One of the vicissitudes of embedding video is not knowing how long any single video will stay posted. Several of the Pina clips are now disabled but many are still active.
From Paris, my friend Benjamin Bergery also writes a blog hosted by the ASC website. A recent piece is an interview with Wim Wenders about the director’s friendship with Bausch, and the technique and aesthetics of shooting a film about her work in 3-D.
This essay is a companion piece to Bergery’s article in the September 2011 issue of American Cinematographer magazine. When queried about the future of 3-D Wenders says simply:
There is no future if the new medium isn’t done more justice soon! If the studios keep producing trash with it, strictly action-based roller-coaster rides, the medium will collapse.
Dance, painting, architecture. Cinema embraces the other plastic arts, as well as music. Silent films always soared on the crescendo of music, often a commissioned score for full symphony orchestra for films like Murnau’s Sunrise and Gance’s Napoleon. Classical music has often had an uneasy rapport with movies, its ill fit often being a measure of its stand-alone structure, not subject to the demands of the flow of images. But exceptions seem to abound as many composers have written for the concert hall as well as for the cinema. This tradition does go back to French silent films and the group known as “Les Six,” several of whom had careers at least as distinguished in movies as in live performance. Also, the Russians, Shostakovich, Prokofiev, and Schnittke, are prime examples of composers best known for their symphonic work but who had major, if uneven, success in films. Today, many composers of the so-called “minimalist” style have inherited that cinematic lineage, the most noted being Philip Glass who scored the Godfrey Reggio Katsi trilogy and the Paul Schrader film, Mishima. The Gus van Sant film Gerry used a haunting piece by Aarvo Pärt, the Estonian composer whose concert music has graced several recent films. A composer often linked with Pärt is the recently deceased Pole, Henryk Gorecki, whose “Third Symphony” became an unlikely CD international best seller.

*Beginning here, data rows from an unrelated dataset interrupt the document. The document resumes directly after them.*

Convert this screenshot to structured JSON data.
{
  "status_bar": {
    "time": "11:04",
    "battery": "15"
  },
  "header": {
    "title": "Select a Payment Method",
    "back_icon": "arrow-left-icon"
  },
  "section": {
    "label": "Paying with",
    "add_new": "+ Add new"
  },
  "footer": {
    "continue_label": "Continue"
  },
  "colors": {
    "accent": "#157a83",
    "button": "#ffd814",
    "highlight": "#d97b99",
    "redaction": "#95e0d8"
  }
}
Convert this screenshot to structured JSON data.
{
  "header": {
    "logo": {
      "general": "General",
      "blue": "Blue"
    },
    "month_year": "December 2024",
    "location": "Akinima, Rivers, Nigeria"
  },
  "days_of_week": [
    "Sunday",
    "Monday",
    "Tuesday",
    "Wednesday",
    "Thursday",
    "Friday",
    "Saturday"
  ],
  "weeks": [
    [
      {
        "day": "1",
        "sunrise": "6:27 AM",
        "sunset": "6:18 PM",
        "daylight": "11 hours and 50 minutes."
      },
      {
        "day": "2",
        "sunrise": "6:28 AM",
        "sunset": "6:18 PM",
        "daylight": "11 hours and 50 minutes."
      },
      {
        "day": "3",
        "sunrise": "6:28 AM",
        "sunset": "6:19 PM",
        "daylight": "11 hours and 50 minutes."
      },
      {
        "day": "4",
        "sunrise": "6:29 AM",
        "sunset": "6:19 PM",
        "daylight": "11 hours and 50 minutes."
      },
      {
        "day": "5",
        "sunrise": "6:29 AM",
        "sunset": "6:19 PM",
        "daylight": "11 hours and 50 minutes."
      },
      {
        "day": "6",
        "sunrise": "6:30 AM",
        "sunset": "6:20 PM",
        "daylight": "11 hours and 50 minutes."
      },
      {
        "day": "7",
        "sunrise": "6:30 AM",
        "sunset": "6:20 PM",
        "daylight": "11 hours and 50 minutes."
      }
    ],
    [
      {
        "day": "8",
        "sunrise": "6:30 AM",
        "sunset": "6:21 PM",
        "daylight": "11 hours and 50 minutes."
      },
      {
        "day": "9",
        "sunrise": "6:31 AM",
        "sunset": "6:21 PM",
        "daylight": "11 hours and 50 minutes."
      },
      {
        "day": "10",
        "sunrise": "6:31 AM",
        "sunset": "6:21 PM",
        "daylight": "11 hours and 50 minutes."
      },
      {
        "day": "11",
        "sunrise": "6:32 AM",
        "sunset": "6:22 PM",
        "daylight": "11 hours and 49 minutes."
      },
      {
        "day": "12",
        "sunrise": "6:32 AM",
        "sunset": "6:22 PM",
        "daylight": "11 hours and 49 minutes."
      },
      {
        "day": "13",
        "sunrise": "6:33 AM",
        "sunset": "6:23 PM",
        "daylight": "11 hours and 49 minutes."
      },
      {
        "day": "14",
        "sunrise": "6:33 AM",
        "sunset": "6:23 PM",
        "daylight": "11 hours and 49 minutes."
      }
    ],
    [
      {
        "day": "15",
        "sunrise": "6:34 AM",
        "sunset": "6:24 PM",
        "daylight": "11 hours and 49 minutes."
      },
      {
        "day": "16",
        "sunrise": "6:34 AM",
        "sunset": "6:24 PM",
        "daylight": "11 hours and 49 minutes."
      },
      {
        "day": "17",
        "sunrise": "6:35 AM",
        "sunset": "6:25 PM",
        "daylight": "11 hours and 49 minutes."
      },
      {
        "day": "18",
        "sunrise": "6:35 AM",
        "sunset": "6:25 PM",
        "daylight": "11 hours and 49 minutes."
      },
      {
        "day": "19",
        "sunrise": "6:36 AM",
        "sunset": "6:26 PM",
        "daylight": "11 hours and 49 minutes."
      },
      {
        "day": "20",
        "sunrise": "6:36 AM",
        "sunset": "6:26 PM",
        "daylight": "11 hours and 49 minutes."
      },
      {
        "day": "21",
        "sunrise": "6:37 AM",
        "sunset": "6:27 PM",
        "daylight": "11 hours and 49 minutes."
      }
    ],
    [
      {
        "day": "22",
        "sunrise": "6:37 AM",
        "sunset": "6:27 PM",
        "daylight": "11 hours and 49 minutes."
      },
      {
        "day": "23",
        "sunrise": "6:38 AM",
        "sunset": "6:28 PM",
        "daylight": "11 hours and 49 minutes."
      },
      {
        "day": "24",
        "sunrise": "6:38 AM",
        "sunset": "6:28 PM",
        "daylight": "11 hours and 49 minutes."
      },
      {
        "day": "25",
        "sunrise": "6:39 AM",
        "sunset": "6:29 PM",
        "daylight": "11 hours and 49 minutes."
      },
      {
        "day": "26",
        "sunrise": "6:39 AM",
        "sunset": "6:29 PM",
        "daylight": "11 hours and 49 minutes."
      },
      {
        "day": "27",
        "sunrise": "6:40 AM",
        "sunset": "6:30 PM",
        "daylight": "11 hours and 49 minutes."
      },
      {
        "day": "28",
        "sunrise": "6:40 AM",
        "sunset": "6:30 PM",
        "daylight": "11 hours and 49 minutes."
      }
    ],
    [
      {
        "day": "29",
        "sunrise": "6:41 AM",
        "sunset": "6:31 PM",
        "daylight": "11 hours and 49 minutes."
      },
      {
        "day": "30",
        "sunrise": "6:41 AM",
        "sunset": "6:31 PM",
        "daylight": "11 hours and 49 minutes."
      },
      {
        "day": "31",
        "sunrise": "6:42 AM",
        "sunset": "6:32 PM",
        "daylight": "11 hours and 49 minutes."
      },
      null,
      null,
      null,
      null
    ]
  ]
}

Gorecki’s death late last year prompted me to write a tribute that embedded several deeply moving videos reflecting the symphony’s themes of the Jewish Holocaust. The two principal videos are still active. If you missed this essay the first time round, I think you will find the juxtaposition of music and image deeply affecting.

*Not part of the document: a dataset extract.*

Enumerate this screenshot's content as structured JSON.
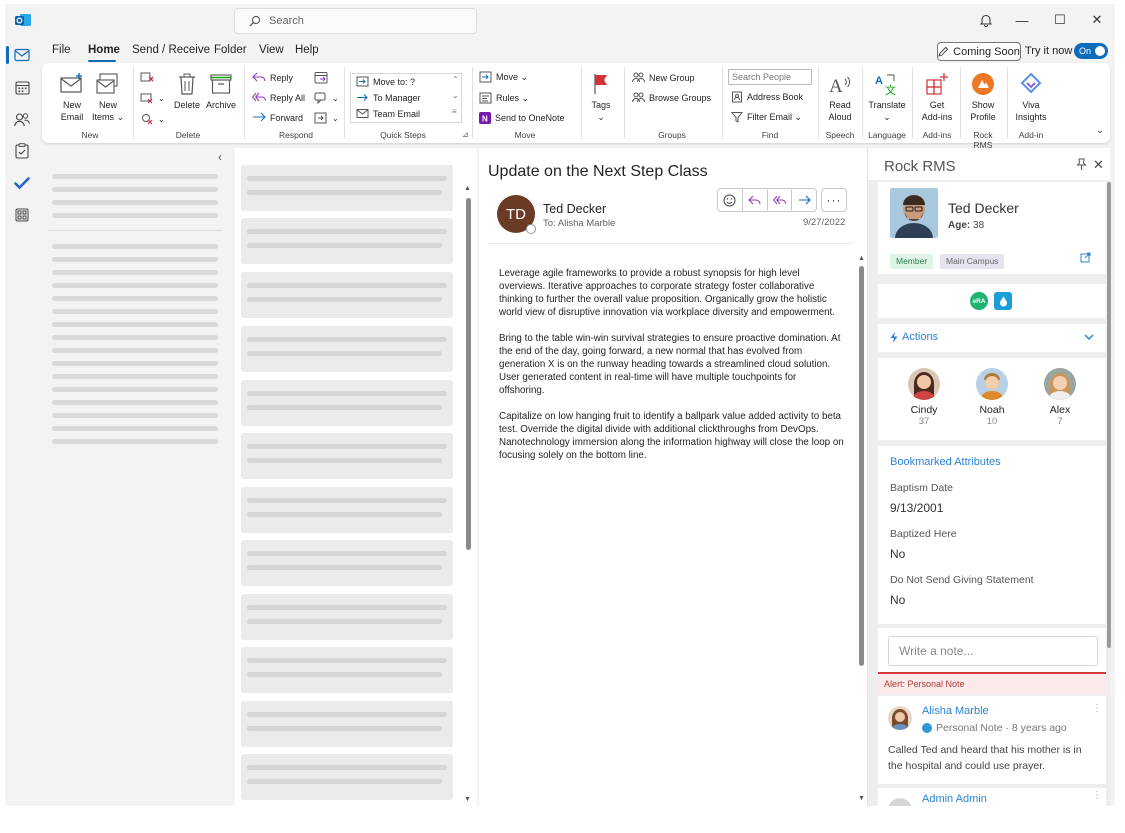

Last Spring I saw a new 35mm print of Robert Bresson’s Diary of a Country Priest at Manhattan’s Film Forum. A few days later, a friend, Bill Wilson, gave me a copy of Bresson’s little book of aphorisms, Notes on the Cinematographer. For the next few days, it became my subway read. I had not well remembered how simple yet true the director’s thoughts were about the nature of the cinematic image. His carefully crafted sentences echoed the dense, restrained images of his films. I highlighted some of these thoughts, and listed them in an essay about Bresson and his “transcendental” style. Much to my surprise, I received more emails and comments on this piece than on most of the ones I expected to be more popular. If you happened to miss the essay here is the link:
If you did read it, consider looking again. Bresson’s reflections on the nature of the cinematographic image, as well as on movie sound, transcend any technology that records those images. Aristotle’s “Poetics” still speaks loudly to us down the ages in its clarity of definition of drama, but Bresson’s Notes whisper to us about the abiding essence of cinema.
Next week: Part 2 of the second year review, with a look at the burgeoning internet coverage of "Occupy Wall Street" as a manifestation of a new form of public, non-professional photojournalism, and an homage to some of our greatest and most daring artists of conflict photography.